Student Life Workshops
The Student Life Office offers interactive workshops from community leaders for students free of charge. These include leadership development opportunities such as poetry and writing conferences, student organization officer training, and an annual student leadership conference.
The college maintains five child care centers. All five provide care for preschool-aged children aged 2 ½ to 6, but only the Auburn Hills Center provides child care for infants and toddlers younger than 2 1/2. All staff at the center have early childhood education degrees and all facilities are fully licensed and regulated. The centers are open weekdays from 7:45 AM to 5:15 PM from September to June.
The counselling department offers credit classes to orient students to college, develop their career portfolios, enhance self-esteem, and exercise assertiveness appropriately. They also offer a range of tutoring, career, and personal counselling services on an appointment and walk-in basis.
Student Services for the Neurologically Disordered
Services for students with neurologically-based learning disorders are available through Project BOLD, offered in conjunction with Michigan Rehabilitation Services. Project BOLD students receive customized academic therapy and counselling; extensive career and educational services; up to 30 hours per semester of one-on-one academic services with a learning specialist; self-advocacy and management skills training; weekly meetings with a team of professionals; and post-graduation support with transition to four year programs, career training institutes, or employment.
Candidates for Project Bold must be referred by school personnel, a physician, or a psychologist. Students should provide documentation of a neurologically-based learning disability and/or attention deficit disorder. Eligible students must be enrolled at least half time to receive program services.
Student Enrollment Demographics
The Raiders compete in the Michigan Community College Athletic Association (MCCAA) and the National Junior College Association (NCJAA). Intervarsity sports include men’s basketball, women’s basketball, men’s cross country, women’s cross country, golf, softball, volleyball, and tennis.
There are close to 300 full-time faculty members; the majority of instructors have advanced degrees.

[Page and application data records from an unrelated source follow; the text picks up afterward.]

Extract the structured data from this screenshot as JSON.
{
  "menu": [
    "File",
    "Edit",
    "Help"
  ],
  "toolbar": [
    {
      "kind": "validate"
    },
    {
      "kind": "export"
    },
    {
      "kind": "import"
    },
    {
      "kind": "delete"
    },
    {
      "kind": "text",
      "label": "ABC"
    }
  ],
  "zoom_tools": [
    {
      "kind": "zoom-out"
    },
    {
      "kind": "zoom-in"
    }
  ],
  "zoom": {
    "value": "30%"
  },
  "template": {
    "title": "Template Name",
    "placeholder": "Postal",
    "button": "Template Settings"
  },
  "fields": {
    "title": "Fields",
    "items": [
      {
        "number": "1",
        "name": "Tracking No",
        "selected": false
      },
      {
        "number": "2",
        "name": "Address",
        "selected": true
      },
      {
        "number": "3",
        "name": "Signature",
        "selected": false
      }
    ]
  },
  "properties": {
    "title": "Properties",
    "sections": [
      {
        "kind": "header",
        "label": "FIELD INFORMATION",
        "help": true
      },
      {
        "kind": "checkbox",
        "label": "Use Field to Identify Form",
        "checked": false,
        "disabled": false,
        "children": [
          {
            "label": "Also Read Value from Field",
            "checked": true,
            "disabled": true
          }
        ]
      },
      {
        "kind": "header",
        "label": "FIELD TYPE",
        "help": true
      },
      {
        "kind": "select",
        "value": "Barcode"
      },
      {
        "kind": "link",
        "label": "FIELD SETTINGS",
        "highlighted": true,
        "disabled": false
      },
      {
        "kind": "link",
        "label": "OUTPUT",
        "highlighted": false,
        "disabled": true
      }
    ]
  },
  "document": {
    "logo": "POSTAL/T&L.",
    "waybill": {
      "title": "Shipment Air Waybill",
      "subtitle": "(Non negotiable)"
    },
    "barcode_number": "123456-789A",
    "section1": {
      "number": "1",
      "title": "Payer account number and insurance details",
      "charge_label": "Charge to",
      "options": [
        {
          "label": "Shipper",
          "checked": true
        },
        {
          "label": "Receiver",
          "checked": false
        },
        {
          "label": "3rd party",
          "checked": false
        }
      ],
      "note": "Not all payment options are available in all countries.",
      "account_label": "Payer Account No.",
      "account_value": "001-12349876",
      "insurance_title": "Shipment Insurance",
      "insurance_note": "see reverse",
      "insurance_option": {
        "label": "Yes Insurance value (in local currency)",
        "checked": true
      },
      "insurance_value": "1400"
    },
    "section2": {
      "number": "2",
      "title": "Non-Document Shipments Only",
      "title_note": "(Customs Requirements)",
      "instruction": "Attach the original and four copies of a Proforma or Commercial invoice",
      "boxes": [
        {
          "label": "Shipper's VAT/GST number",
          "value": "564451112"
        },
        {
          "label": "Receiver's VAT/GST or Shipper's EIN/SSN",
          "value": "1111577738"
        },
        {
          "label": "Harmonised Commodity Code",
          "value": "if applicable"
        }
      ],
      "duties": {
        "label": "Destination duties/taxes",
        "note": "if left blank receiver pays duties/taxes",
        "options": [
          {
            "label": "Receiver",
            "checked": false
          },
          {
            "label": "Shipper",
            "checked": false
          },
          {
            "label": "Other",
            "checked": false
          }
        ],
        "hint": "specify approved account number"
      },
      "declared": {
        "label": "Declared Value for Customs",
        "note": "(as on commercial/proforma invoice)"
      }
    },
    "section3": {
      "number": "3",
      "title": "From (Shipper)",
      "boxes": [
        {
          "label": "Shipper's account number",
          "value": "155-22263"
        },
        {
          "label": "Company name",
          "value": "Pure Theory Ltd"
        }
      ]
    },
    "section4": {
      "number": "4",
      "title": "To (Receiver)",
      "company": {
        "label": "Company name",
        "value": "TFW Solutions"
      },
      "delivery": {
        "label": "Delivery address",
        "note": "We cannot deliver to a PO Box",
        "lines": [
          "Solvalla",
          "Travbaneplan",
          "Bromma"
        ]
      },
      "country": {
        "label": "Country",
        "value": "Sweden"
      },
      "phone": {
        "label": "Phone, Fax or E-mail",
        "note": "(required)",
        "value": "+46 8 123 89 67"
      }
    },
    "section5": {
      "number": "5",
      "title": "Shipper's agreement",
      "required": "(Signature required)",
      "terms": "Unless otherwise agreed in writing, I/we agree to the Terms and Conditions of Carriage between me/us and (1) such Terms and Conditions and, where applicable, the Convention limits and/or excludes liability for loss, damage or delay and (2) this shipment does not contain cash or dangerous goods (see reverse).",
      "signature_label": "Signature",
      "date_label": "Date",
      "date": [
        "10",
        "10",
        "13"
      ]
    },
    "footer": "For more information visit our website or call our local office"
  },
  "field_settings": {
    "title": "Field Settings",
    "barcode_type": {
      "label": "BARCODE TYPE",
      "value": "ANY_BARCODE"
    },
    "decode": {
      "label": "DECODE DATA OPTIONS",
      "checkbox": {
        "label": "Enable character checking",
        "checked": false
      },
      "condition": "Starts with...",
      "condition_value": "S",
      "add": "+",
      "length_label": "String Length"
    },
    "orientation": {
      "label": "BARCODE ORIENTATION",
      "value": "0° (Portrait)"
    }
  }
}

Elisabeth Bailey is a freelance writer and editor with particular interests in academics, food,and sustainability . She is also the author of A Taste of the Maritimes: Local, Seasonal Recipes the Whole Year Round and writes regularly for Canadian Farmers’ Almanac and the National Wildlife Federation. Elisabeth and her family live and enjoy great local food in Lunenburg, Nova Scotia.